The “B” sta­tus grants hu­man rights com­mis­sion to par­tic­i­pate as ob­server in the in­ter­na­tional and re­gional work and meet­ings of na­tional in­sti­tu­tions with­out right to vote in sub­com­mit­tees and has lim­ited ac­cess to de­lib­er­a­tions.

The “C” sta­tus is for those in­sti­tu­tions that are not com­pli­ant with Paris Prin­ci­ples and have no right to par­tic­i­pate in the meet­ings of In­ter­na­tional Co­or­di­nat­ing Com­mit­tee Sub-com­mit­tee on ac­cred­i­ta­tion al­beit ex­cep­tional in­vi­ta­tions. “Which sta­tus for le­sotho Hu­man rights Com­mis­sion?”

The Na­tional as­sem­bly of the par­lia­ment of the King­dom of le­sotho has just pro­cessed at the un­prece­dented speed the Hu­man rights Com­mis­sion Bill. The over speed­ing has caused the port­fo­lio Com­mit­tee on law and Pub­lic Safety to “de­cide against seek­ing in­puts from stake­hold­ers to avoid a du­pli­ca­tion of ef­forts.”

This is premised on the un­der­stand­ing that the Min­istry had al­ready held ex­ten­sive con­sul­ta­tions with the stake­hold­ers that in­clude civil so­ci­ety or­gan­i­sa­tions. What the Port­fo­lio Com­mit­tee re­port does not say is what in­puts th­ese stake­hold­ers are said to have given, nor is the re­ac­tion of the com­mit­tee on such re­flected in the re­port put be­fore Na­tional as­sem­bly.

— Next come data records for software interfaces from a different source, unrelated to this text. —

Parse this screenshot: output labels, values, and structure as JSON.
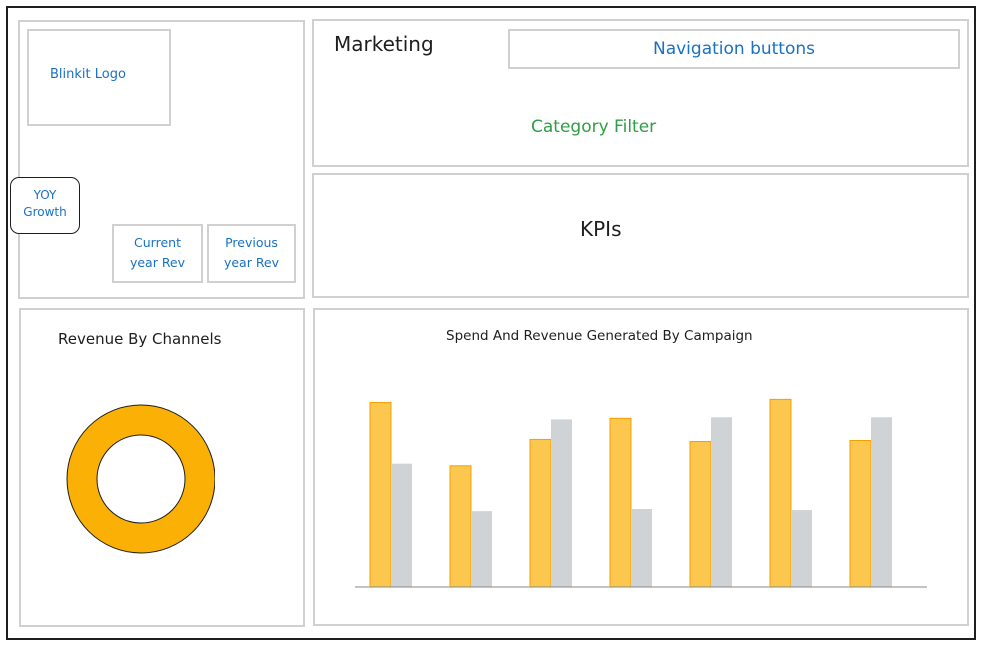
{
  "header": {
    "title": "Marketing",
    "navigation": "Navigation buttons",
    "category_filter": "Category Filter"
  },
  "sidebar": {
    "logo": "Blinkit Logo",
    "yoy": [
      "YOY",
      "Growth"
    ],
    "current_rev": [
      "Current",
      "year Rev"
    ],
    "previous_rev": [
      "Previous",
      "year Rev"
    ]
  },
  "kpis": {
    "label": "KPIs"
  },
  "donut": {
    "title": "Revenue By Channels",
    "color": "#fab005"
  },
  "colors": {
    "spend": "#fcc74f",
    "revenue": "#cfd3d6",
    "spend_stroke": "#f59f00"
  },
  "chart_data": {
    "type": "bar",
    "title": "Spend And Revenue Generated By Campaign",
    "categories": [
      "",
      "",
      "",
      "",
      "",
      "",
      ""
    ],
    "series": [
      {
        "values": [
          175,
          115,
          140,
          160,
          138,
          178,
          139
        ]
      },
      {
        "values": [
          117,
          72,
          159,
          74,
          161,
          73,
          161
        ]
      }
    ],
    "ylim": [
      0,
      185
    ]
  }
}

While it may not be known to the au­thor what could have ne­ces­si­tated such a speed to de­rail the com­mit­tee from its man­date as con­tained in the Sec­tion 76 of the Na­tional as­sem­bly Stand­ing Or­ders which obliges the Na­tional as­sem­bly to fa­cil­i­tate pub­lic par­tic­i­pa­tion in its leg­isla­tive func­tions and in par­tic­u­lar Sec­tion 76(b) which makes it manda­tory for the Na­tional as­sem­bly to con­duct pub­lic hear­ings as and when nec­es­sary, the act is hor­ri­ble and un­demo­cratic. Fol­lowed to its log­i­cal con­clu­sion this Stand­ing Or­der and its sub­sec­tions gives means to and op­er­a­tionslises the Sec­tion 20(1) of the le­sotho con­sti­tu­tion which guar­an­tees right of ev­ery ci­ti­zen to par­tic­i­pate in gov­er­nance ei­ther di­rectly or through freely cho­sen rep­re­sen­ta­tives.

Newspapers in English

Newspapers from Lesotho

© PressReader. All rights reserved.